The sisters Amanda and Alexandra find themselves kidnapped and blindfolded by a masked man. The masked man begins to cut off the fingers off of one of the girls. Soon his motive for this horrific crime is revealed, and it proves to be very personal.
William Grefe hasn't been doing much directing since 1977. While he has has been writing and such between 1977 and now, we're still mostly remembering him from his '60s and '70s flicks. I'm sure animal horrors "Stanley" (previous reviewed by us) and "Mako: The Jaws of Death", or possibly "Wild Rebels" and "Sting of Death", are the titles people will connect his name to. And rightfully so, despite not being all that great. My childhood hated "Mako: The Jaws of Death" because whenever I watched it, it was simply because I couldn't watch "Jaws". And my somewhat recent review of "Stanley" shows I'm not a big fan. It's interesting to see what he's capable of now, however. Not to mention, I enjoy seeing what sort of horror would bring him back to the directing chair. The result was surprising.
This 10 minute story of torture can't wait to throw us into the hands of a baby-face masked maniac. Straight off the bat we're introduced to Amanda and Alexandra, two sisters, who find themselves bound and blindfolded back-to-back on two chairs in a basement in front of this masked man. Soon he begins to cut off the fingers of one of the girls, while the other one has to sit through her horrific screams. As things seem to be at their very worst, it all takes a huge turn when the man seems to be someone they know, not just a random psycho.
"Consider Us Even" is, much like other short films, all about one scene and a small turn/twist at the end. It's a classic setup, but not one that I always find too appealing. My personal opinion is that even though something is short, there's most likely more to tell than just one scene that leads to a sudden reveal. Considering most shorts play out this way, I assume I am in the minority here and I won't hold this against "Consider Us Even". After all, it does what is expected. Sort of. It does indeed pack a twist at the end, which manages to both be unpredictable and predictable at the same time. For one, the title reveals quite a bit, but I think there's still something left to discover. At least there was for me. That doesn't exactly mean it was a revelation or a memorable addition to a short that seems to be holding on tightly to the already tired torture film wave (a subgenre that only works nowadays when Trent Haaga is holding the pen).
I can't go into great detail about "Consider Us Even", but I can talk about the technical side. Throwing red and green light from two different angles is the classic Argento-inspired lighting, but "Consider Us Even" isn't a stylized, art-heavy short film - it's a torture movie. Therefor I spend more time than I should thinking where the colored lighting actually comes from. Naturally this is the wrong way to watch a movie, but it speaks a bit about the film in question as well. It simply didn't captivate me in other areas, so I was left looking at lighting. Most of the movie isn't too poorly produced, though.

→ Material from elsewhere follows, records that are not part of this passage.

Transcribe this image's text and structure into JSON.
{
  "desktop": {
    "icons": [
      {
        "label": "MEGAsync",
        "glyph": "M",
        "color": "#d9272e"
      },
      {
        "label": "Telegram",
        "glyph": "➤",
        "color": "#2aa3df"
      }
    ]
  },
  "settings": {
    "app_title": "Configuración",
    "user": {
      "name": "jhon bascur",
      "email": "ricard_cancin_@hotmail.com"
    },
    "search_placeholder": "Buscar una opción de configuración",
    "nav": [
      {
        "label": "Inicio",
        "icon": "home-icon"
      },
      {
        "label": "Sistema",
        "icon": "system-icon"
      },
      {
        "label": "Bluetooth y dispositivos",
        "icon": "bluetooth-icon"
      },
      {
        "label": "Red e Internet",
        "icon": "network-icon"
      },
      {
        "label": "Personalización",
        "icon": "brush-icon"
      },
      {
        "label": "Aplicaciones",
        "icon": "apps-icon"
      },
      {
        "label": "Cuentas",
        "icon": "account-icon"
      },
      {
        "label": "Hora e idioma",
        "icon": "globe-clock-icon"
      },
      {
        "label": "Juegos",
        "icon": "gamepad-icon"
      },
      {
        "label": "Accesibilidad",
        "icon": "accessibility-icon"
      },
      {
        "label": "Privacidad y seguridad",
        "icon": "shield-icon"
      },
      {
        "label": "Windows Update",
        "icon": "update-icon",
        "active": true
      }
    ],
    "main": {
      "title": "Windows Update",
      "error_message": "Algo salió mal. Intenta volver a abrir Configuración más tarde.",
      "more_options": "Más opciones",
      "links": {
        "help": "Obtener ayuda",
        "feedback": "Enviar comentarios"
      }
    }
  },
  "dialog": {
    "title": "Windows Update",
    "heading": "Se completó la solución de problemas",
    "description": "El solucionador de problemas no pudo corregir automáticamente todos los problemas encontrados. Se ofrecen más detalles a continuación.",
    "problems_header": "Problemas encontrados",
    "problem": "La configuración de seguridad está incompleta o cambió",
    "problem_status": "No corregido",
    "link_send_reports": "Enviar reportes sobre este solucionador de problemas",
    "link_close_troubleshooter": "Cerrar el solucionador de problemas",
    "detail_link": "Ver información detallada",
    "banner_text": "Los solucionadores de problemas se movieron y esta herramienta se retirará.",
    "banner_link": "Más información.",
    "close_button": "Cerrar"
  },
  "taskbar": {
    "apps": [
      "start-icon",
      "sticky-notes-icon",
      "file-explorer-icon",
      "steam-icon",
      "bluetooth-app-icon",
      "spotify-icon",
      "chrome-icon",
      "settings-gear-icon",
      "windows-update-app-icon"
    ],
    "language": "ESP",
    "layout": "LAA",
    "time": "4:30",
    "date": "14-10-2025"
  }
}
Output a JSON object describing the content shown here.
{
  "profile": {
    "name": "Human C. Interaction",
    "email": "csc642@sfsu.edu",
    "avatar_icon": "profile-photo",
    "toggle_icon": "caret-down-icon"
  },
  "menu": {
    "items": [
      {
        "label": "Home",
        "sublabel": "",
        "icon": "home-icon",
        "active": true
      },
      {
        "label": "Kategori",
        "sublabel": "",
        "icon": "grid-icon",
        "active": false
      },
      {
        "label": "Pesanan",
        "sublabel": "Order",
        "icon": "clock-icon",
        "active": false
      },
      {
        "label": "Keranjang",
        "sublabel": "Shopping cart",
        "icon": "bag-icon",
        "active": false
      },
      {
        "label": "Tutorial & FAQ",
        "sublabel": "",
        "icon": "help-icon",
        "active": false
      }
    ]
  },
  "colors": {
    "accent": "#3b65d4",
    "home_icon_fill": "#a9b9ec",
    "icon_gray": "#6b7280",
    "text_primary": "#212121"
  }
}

Me being distracted and bored with the movie is the biggest flaw. It's a torture movie, essentially, and that's a subgenre that really requires something unique to be worth the time. "Consider Us Even" suffers from simply being part of the subgenre. I'd like to believe that William Grefe has a lot more to offer in 2014 than an uninspired attempt at a torture short. And yes, I put a lot of this on William Grefe, when in reality I should mention Beau Yotty. Beau Yotty wrote, played the part of the man and produced the movie. It's very much his film more than William Grefe, but as I don't have a past with him, and William Grefe was a name from my childhood, my disappointment comes mostly from expecting something else from its director. In the end, it takes more than just one person to make a movie unoriginal and tiresome, so hopefully I will see better from everyone in the future.